Recorded data Start Marker
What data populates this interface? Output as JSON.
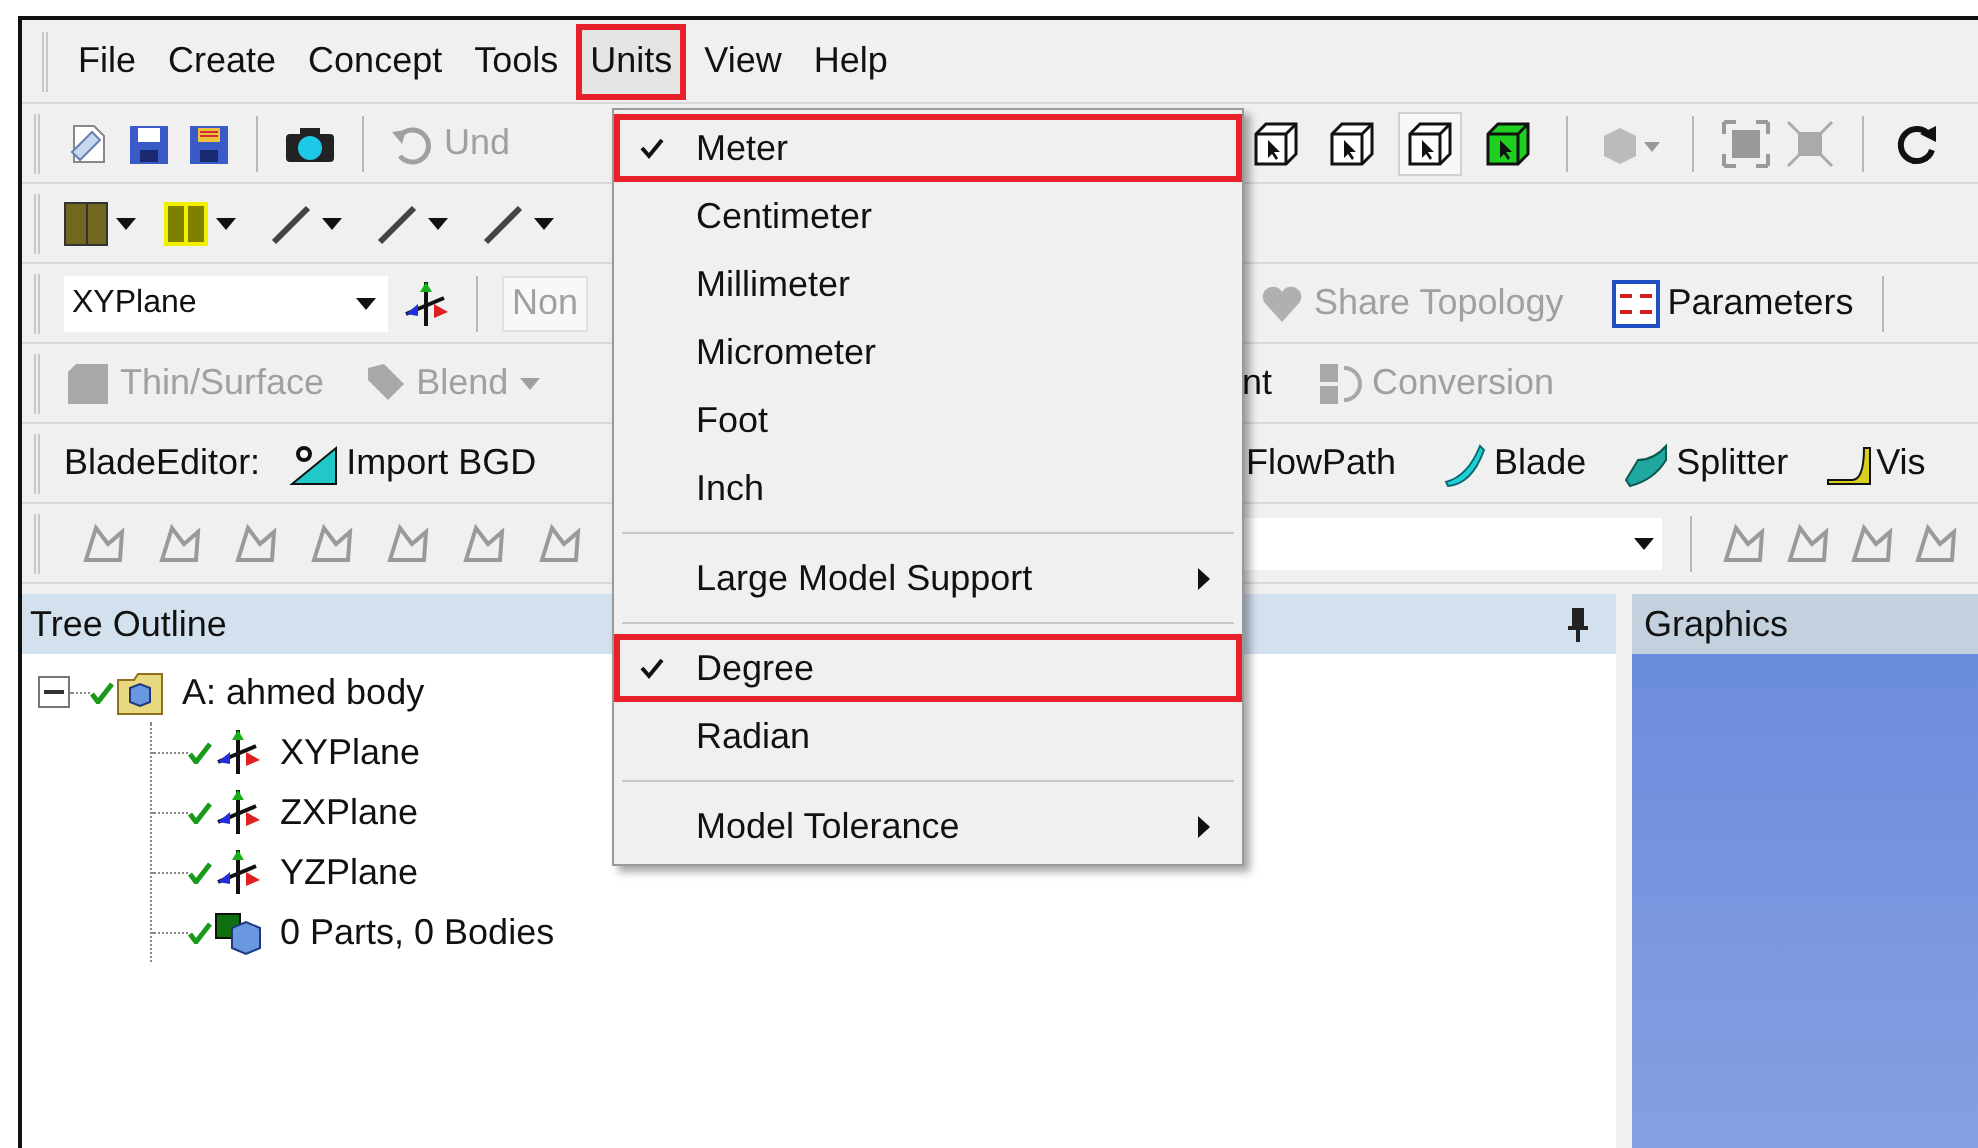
{
  "menubar": [
    {
      "label": "File",
      "selected": false,
      "highlighted": false
    },
    {
      "label": "Create",
      "selected": false,
      "highlighted": false
    },
    {
      "label": "Concept",
      "selected": false,
      "highlighted": false
    },
    {
      "label": "Tools",
      "selected": false,
      "highlighted": false
    },
    {
      "label": "Units",
      "selected": true,
      "highlighted": true
    },
    {
      "label": "View",
      "selected": false,
      "highlighted": false
    },
    {
      "label": "Help",
      "selected": false,
      "highlighted": false
    }
  ],
  "units_menu": [
    {
      "kind": "item",
      "label": "Meter",
      "checked": true,
      "highlighted": true
    },
    {
      "kind": "item",
      "label": "Centimeter",
      "checked": false,
      "highlighted": false
    },
    {
      "kind": "item",
      "label": "Millimeter",
      "checked": false,
      "highlighted": false
    },
    {
      "kind": "item",
      "label": "Micrometer",
      "checked": false,
      "highlighted": false
    },
    {
      "kind": "item",
      "label": "Foot",
      "checked": false,
      "highlighted": false
    },
    {
      "kind": "item",
      "label": "Inch",
      "checked": false,
      "highlighted": false
    },
    {
      "kind": "separator"
    },
    {
      "kind": "submenu",
      "label": "Large Model Support"
    },
    {
      "kind": "separator"
    },
    {
      "kind": "item",
      "label": "Degree",
      "checked": true,
      "highlighted": true
    },
    {
      "kind": "item",
      "label": "Radian",
      "checked": false,
      "highlighted": false
    },
    {
      "kind": "separator"
    },
    {
      "kind": "submenu",
      "label": "Model Tolerance"
    }
  ],
  "main_toolbar": {
    "undo": {
      "label": "Und",
      "disabled": true
    }
  },
  "plane_toolbar": {
    "plane_select": "XYPlane",
    "sketch_select": "Non",
    "share_topology": {
      "label": "Share Topology",
      "disabled": true
    },
    "parameters": {
      "label": "Parameters",
      "disabled": false
    }
  },
  "feature_toolbar": {
    "thin_surface": {
      "label": "Thin/Surface",
      "disabled": true
    },
    "blend": {
      "label": "Blend",
      "disabled": true
    },
    "partial": {
      "label": "nt",
      "disabled": false
    },
    "conversion": {
      "label": "Conversion",
      "disabled": true
    }
  },
  "blade_toolbar": {
    "title": "BladeEditor:",
    "import": {
      "label": "Import BGD"
    },
    "flowpath": {
      "label": "FlowPath"
    },
    "blade": {
      "label": "Blade"
    },
    "splitter": {
      "label": "Splitter"
    },
    "vis": {
      "label": "Vis"
    }
  },
  "tree": {
    "title": "Tree Outline",
    "root": {
      "label": "A: ahmed body",
      "expanded": true,
      "children": [
        {
          "kind": "plane",
          "label": "XYPlane"
        },
        {
          "kind": "plane",
          "label": "ZXPlane"
        },
        {
          "kind": "plane",
          "label": "YZPlane"
        },
        {
          "kind": "parts",
          "label": "0 Parts, 0 Bodies"
        }
      ]
    }
  },
  "graphics": {
    "title": "Graphics"
  }
}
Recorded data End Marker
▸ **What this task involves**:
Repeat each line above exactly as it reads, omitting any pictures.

▸ **Answer area**:
What data populates this interface? Output as JSON.
{
  "menubar": [
    {
      "label": "File",
      "selected": false,
      "highlighted": false
    },
    {
      "label": "Create",
      "selected": false,
      "highlighted": false
    },
    {
      "label": "Concept",
      "selected": false,
      "highlighted": false
    },
    {
      "label": "Tools",
      "selected": false,
      "highlighted": false
    },
    {
      "label": "Units",
      "selected": true,
      "highlighted": true
    },
    {
      "label": "View",
      "selected": false,
      "highlighted": false
    },
    {
      "label": "Help",
      "selected": false,
      "highlighted": false
    }
  ],
  "units_menu": [
    {
      "kind": "item",
      "label": "Meter",
      "checked": true,
      "highlighted": true
    },
    {
      "kind": "item",
      "label": "Centimeter",
      "checked": false,
      "highlighted": false
    },
    {
      "kind": "item",
      "label": "Millimeter",
      "checked": false,
      "highlighted": false
    },
    {
      "kind": "item",
      "label": "Micrometer",
      "checked": false,
      "highlighted": false
    },
    {
      "kind": "item",
      "label": "Foot",
      "checked": false,
      "highlighted": false
    },
    {
      "kind": "item",
      "label": "Inch",
      "checked": false,
      "highlighted": false
    },
    {
      "kind": "separator"
    },
    {
      "kind": "submenu",
      "label": "Large Model Support"
    },
    {
      "kind": "separator"
    },
    {
      "kind": "item",
      "label": "Degree",
      "checked": true,
      "highlighted": true
    },
    {
      "kind": "item",
      "label": "Radian",
      "checked": false,
      "highlighted": false
    },
    {
      "kind": "separator"
    },
    {
      "kind": "submenu",
      "label": "Model Tolerance"
    }
  ],
  "main_toolbar": {
    "undo": {
      "label": "Und",
      "disabled": true
    }
  },
  "plane_toolbar": {
    "plane_select": "XYPlane",
    "sketch_select": "Non",
    "share_topology": {
      "label": "Share Topology",
      "disabled": true
    },
    "parameters": {
      "label": "Parameters",
      "disabled": false
    }
  },
  "feature_toolbar": {
    "thin_surface": {
      "label": "Thin/Surface",
      "disabled": true
    },
    "blend": {
      "label": "Blend",
      "disabled": true
    },
    "partial": {
      "label": "nt",
      "disabled": false
    },
    "conversion": {
      "label": "Conversion",
      "disabled": true
    }
  },
  "blade_toolbar": {
    "title": "BladeEditor:",
    "import": {
      "label": "Import BGD"
    },
    "flowpath": {
      "label": "FlowPath"
    },
    "blade": {
      "label": "Blade"
    },
    "splitter": {
      "label": "Splitter"
    },
    "vis": {
      "label": "Vis"
    }
  },
  "tree": {
    "title": "Tree Outline",
    "root": {
      "label": "A: ahmed body",
      "expanded": true,
      "children": [
        {
          "kind": "plane",
          "label": "XYPlane"
        },
        {
          "kind": "plane",
          "label": "ZXPlane"
        },
        {
          "kind": "plane",
          "label": "YZPlane"
        },
        {
          "kind": "parts",
          "label": "0 Parts, 0 Bodies"
        }
      ]
    }
  },
  "graphics": {
    "title": "Graphics"
  }
}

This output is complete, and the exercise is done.